▶ [Web page and app entries]
Content starts

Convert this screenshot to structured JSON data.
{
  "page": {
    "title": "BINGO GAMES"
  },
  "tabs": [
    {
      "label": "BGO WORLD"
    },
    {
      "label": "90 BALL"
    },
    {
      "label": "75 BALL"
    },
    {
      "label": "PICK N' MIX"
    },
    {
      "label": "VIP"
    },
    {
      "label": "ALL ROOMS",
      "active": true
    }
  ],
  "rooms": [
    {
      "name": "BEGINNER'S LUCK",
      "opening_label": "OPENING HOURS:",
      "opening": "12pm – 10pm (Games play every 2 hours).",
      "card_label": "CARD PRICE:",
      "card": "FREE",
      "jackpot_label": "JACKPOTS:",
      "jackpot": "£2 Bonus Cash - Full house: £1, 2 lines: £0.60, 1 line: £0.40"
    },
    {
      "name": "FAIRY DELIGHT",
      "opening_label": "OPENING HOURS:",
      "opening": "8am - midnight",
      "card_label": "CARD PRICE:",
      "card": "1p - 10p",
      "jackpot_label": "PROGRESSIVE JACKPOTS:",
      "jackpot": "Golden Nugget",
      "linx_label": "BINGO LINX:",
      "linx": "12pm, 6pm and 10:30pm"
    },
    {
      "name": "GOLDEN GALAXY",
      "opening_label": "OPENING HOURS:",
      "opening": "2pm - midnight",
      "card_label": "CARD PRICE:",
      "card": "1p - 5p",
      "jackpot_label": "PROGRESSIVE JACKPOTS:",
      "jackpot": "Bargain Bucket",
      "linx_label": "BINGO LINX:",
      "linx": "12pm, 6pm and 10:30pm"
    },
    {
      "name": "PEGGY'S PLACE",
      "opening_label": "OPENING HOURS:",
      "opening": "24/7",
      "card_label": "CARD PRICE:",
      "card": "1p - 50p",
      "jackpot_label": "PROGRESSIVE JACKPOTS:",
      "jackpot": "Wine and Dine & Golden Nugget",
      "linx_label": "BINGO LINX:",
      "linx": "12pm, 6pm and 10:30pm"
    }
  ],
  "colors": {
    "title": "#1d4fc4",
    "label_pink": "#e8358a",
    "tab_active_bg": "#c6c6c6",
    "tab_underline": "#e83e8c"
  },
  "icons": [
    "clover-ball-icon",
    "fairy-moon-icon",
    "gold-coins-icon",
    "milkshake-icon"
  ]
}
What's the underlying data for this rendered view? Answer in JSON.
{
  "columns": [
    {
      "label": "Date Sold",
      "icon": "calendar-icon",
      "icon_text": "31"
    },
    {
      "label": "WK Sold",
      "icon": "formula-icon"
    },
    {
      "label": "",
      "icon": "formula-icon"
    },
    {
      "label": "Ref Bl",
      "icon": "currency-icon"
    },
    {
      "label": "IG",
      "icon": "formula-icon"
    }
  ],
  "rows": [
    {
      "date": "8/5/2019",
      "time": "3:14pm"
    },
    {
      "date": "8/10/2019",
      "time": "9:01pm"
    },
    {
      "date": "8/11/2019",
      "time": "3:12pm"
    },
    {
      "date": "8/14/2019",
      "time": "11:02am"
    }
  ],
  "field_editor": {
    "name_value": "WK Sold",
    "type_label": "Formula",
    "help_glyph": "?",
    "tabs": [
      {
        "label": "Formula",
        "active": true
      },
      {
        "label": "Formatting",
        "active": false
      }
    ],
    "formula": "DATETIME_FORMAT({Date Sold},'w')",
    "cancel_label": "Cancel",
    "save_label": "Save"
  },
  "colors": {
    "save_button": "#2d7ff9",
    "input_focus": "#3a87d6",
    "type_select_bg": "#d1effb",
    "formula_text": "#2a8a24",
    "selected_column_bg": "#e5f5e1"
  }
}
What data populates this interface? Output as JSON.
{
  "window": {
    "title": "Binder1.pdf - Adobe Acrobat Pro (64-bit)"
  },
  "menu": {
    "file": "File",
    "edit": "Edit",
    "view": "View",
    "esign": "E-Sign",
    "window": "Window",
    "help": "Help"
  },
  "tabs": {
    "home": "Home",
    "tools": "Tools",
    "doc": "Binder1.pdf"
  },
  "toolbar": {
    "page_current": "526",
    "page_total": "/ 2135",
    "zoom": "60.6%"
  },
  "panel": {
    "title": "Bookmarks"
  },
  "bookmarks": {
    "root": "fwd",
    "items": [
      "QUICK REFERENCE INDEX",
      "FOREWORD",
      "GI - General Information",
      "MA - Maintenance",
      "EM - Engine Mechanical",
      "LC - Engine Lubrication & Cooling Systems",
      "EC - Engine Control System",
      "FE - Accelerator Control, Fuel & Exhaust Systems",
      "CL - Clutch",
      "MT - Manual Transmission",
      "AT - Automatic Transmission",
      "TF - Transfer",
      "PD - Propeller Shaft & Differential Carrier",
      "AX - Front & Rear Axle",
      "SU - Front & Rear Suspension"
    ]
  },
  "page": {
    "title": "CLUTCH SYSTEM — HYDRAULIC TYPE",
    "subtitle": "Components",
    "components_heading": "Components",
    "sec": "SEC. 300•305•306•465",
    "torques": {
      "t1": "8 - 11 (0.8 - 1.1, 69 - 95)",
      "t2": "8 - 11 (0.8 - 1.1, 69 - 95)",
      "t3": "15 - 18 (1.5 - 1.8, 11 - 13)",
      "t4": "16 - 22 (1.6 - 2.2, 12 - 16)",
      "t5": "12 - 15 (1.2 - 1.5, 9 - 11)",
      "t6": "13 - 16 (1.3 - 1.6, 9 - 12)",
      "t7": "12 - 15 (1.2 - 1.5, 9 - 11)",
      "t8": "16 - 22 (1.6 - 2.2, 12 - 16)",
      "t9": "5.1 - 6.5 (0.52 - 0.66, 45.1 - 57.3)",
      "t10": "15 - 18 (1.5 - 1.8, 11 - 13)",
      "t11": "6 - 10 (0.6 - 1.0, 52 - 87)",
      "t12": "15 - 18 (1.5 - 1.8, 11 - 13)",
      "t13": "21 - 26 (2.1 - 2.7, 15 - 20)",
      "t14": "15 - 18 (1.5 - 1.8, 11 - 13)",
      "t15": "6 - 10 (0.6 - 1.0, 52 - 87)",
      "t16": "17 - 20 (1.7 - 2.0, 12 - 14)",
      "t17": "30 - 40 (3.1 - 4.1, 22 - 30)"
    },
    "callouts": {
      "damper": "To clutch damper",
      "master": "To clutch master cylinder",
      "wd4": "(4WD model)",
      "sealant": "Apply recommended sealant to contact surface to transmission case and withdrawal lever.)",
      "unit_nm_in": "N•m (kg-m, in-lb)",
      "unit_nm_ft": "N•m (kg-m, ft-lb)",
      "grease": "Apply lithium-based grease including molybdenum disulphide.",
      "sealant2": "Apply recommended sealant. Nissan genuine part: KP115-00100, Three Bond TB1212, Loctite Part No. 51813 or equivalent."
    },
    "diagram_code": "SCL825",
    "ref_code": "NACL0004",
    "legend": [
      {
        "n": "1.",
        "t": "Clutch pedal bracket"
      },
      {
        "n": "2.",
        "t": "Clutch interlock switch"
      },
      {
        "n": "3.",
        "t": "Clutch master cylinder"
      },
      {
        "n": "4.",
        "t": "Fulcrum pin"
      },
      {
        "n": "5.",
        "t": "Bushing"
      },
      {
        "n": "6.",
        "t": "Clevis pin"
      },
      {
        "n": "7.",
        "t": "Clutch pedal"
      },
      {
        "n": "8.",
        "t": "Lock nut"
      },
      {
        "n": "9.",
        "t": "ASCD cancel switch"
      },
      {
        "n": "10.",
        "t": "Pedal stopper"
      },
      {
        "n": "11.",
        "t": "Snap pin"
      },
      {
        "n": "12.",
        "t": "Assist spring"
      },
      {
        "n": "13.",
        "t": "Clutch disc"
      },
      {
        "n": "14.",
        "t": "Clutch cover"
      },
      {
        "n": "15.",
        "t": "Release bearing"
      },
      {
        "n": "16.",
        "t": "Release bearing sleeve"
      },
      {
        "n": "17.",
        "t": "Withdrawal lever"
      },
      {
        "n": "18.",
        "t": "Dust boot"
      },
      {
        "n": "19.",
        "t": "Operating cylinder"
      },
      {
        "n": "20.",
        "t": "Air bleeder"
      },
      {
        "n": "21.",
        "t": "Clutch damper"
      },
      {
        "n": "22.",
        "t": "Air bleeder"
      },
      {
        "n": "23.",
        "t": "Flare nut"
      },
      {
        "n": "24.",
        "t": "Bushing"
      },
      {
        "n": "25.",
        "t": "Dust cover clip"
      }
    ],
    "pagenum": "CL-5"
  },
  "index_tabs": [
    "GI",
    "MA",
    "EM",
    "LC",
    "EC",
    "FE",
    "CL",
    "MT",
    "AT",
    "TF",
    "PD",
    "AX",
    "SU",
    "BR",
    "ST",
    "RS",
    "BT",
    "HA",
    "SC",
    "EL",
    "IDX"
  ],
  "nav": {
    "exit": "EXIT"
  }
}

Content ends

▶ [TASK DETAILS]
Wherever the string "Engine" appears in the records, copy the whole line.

▶ [RESPONSE AREA]
      "EM - Engine Mechanical",
      "LC - Engine Lubrication & Cooling Systems",
      "EC - Engine Control System",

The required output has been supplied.